At the end of May, the Prime Minister was confronted with questions regarding why the surcharge is still in place for NHS and care workers, 4 weeks after his May 21st announcement  that it would no longer apply to these individuals. Johnson responded that he is ‘working to drop the fee’, which only served to confirm accusations that the workers in question are still being charged. He insisted that they would be issued a refund. However, at present, there is no information regarding how a refund may be claimed or how long it will take for the exemption to come into effect.
One doctor highlighted how he has had to pay £6,000 in IHS fees so far to cover himself, along with his wife and four children . The Home Secretary is therefore now being asked to ensure that not only NHS and care staff are exempt from paying the migrant surcharge but that their spouses and dependents are too. In June, the British Medical Journal, Royal College of Physicians, Royal College of Nursing and Unison wrote to the Prime Minister, asking for the surcharge exemption to be extended to spouses and dependents, along with a recommendation that the charges be exempt permanently.

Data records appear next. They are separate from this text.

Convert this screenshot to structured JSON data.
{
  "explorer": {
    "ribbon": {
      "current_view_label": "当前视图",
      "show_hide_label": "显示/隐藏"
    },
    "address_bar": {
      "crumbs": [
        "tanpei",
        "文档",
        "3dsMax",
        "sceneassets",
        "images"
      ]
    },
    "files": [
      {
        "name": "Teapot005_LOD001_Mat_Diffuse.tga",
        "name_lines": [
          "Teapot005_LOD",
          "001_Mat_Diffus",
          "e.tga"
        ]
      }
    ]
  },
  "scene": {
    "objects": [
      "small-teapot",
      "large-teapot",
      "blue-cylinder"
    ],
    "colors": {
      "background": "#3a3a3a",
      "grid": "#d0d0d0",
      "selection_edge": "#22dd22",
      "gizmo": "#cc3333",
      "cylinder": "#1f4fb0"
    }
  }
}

What’s more, what the government’s current IHS exemption fails to address is the invaluable work and dedication of all other migrant workers who have similarly helped to keep the country running at such an unprecedented time. Those who work in other industries yet still provide key services – such as cleaners, delivery drivers, teachers and public transport workers to name just a few – all continue to be subjected to the rapidly rising surcharge. Many low-paid migrant workers in the UK struggle to fund the IHS and this is only set to be exacerbated with the rise of the fee in October. In addition to this, the introduction of the new points-based system due to come into force in January 2021 is set to have a catastrophic impact on many industries – including the NHS. The annual salary threshold will be lowered to £25,600 from £30,000 yet this still fails to account for lower paid workers, including those mentioned previously, many of whom earn well below the £25,600 threshold. Now more than ever, the Government ought to be encouraging and welcoming these vital workers, yet many will be deterred as a result of hiking visa and health surcharge fees.
What Must Change
A lot of the government’s approaches up until this point could be exemplified by comments such as “It’s the National Health Service, not the International Health Service” – said by Health Secretary, Matt Hancock . This positions migrant key workers as spongers, unnecessary and a drain on the system yet the figures show we need them more than ever. If we are to take any lessons from the tragedy of Covid-19, valuing all migrants – and therefore scrapping the surcharge for all vital workers, not just health and care staff – would be one step in the right direction.
 Immigration Advice Service (2020) Tier 2 Visa Application. Available at: https://bit.ly/3enEtwn
 Lay, K. (2020) ‘Foreign NHS workers still charged despite Boris Johnson’s pledge’ The Times, 10 June. Available at: https://bit.ly/3ezX8Vu [Paywall]
 Marsh, S. and Gentleman, A. (2020) ‘Migrant healthcare staff still paying NHS fee despite Johnson U-turn’ Guardian, 15 June. Available at: https://bit.ly/2AOCanx
 Hancock, M. (2019) Twitter, 17 November. Available at: https://bit.ly/3fYetrR
Paul is a content writer for the Immigration Advice Service; an organisation of immigration lawyers based in the UK & Ireland
This blog was also published in the quarterly newsletter of Doctors for the NHS (July 2020)